Harriet Akers said she was concerned about what work the firm would have ten or fifteen years from now. "I don't think that we can assume there is going to be work here ten or fifteen years from now just because there happens to be work here today. Hell, e ven some of our largest class action suits may be over by then. We have got to be thinking of where our work will be coming from."
James Freeport agreed with Harriet Akers, saying, "I agree with Harriet Akers."
Harriet thanked James Freeport for agreeing with her, noting that she often agreed with what James said, too.
The Chair agreed with both Harriet and James, but that, to him, the question was how we could assure there would be work for the firm fifteen years from now.

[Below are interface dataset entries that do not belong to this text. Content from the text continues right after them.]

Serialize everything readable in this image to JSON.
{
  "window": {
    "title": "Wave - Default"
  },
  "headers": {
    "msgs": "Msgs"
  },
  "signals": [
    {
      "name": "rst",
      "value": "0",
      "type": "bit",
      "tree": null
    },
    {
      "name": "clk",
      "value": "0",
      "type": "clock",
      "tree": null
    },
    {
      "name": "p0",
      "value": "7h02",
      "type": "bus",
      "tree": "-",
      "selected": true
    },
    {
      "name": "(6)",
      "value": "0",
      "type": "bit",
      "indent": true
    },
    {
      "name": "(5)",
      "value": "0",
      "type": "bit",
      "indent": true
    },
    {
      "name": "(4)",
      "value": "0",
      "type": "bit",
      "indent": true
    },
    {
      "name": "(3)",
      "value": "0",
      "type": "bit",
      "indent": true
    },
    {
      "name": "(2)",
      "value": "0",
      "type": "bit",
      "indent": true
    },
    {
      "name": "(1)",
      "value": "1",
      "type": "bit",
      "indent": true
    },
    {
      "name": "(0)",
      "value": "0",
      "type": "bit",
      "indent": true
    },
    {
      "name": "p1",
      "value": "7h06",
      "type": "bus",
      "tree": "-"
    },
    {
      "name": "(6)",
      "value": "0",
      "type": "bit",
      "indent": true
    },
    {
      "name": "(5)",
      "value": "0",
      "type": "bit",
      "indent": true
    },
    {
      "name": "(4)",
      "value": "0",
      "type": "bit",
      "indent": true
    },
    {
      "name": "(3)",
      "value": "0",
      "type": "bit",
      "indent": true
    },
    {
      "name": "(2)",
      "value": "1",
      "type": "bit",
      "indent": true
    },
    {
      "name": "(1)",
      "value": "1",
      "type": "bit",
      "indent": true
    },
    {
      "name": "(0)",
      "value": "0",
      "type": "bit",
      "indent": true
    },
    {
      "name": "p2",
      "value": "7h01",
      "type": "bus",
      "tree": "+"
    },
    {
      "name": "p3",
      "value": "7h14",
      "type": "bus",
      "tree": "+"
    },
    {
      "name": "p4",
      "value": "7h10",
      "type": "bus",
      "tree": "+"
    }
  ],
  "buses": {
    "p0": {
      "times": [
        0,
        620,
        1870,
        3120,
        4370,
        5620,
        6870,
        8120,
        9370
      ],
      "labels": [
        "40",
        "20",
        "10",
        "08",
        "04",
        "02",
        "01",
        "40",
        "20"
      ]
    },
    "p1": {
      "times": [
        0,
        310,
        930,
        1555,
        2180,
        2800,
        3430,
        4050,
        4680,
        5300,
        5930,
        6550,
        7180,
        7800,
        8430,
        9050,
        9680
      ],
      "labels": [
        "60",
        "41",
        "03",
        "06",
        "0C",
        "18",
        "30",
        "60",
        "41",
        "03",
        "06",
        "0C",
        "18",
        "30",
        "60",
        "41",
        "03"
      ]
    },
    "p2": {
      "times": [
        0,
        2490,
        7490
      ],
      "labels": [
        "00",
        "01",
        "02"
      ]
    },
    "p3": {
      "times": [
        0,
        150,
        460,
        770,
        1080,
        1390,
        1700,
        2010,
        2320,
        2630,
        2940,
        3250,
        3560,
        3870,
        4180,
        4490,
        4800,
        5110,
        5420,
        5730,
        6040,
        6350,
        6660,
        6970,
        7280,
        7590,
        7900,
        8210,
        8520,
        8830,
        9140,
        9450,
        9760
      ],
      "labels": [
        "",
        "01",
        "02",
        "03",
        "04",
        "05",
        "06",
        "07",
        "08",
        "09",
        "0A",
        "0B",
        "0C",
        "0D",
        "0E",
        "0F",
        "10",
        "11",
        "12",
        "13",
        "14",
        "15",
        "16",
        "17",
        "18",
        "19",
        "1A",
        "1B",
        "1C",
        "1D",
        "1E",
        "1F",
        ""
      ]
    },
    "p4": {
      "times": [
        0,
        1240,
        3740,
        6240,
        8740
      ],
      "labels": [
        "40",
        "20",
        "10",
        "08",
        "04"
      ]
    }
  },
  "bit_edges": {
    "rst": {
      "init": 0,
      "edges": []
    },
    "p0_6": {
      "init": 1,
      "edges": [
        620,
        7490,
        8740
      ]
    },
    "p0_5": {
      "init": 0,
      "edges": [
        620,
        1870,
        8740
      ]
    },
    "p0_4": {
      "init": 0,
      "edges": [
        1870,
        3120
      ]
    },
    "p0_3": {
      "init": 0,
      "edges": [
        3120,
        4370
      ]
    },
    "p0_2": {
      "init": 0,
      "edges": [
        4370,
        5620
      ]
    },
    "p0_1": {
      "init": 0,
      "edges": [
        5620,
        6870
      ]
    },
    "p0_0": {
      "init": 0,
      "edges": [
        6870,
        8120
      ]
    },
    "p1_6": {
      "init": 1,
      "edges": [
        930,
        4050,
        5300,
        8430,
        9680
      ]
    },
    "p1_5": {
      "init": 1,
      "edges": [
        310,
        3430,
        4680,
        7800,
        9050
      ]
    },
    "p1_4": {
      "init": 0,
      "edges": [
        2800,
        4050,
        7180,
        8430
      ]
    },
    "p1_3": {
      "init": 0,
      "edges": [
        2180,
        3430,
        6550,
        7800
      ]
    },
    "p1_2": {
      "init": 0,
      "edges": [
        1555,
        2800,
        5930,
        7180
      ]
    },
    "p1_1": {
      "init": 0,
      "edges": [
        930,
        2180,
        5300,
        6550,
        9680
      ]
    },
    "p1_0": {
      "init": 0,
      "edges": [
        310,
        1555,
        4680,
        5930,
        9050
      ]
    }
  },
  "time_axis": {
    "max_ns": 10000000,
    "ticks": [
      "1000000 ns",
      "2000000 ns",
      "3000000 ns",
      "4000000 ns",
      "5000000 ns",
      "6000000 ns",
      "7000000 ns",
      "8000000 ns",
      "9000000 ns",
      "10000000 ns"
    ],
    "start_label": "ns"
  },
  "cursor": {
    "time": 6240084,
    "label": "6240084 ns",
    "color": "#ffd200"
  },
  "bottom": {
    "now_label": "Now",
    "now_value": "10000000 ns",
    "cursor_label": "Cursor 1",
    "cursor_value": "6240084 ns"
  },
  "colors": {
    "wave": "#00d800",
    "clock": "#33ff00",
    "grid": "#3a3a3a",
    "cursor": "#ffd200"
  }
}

James said that the key was to attract new clients, and that he had a few ideas as to how to attract them. "Clients are, after all, just people with money who don't pay bills and so should be able to be attracted by means similar to the way other people are attracted. We ought to get a chemist to work on developing a cologne that would attract clients. Since many of them seem to smoke smelly cigars, perhaps some sort of essence of cigar smoke would work. We might also start work on some type of call that th ey would respond to like 'suee suee,' though that might attract only defendants. Of course, there is also the possibility of a creative advertising campaign offering specials for the month and using a catchy new firm jingle, as our public relations firm, K eepum Fortha Public, has suggested. But I think that we should just start a Committee on New Clients."
Harriet said that, unfortunately, she had to disagree with James this time, though, as she'd said earlier, often she agreed with him. "There isn't a firm in the country that isn’t thinking about how to court new clients to get business for the firm, both s hort and long term. Our committee is supposed to be a creative one, seeking new solutions to problems. We all know that the reason we liked law school so much was that we didn't have to deal with clients. We should see whether we can come up with a way of returning to that blissful state of innocence: clientlessness. Our new committee ought to be called the Committee on New Business, not the Committee on New Clients. If we dream up a way to create business without clients, think what it will do for our recruiting efforts."
The Committee on New Business is still working on the problem.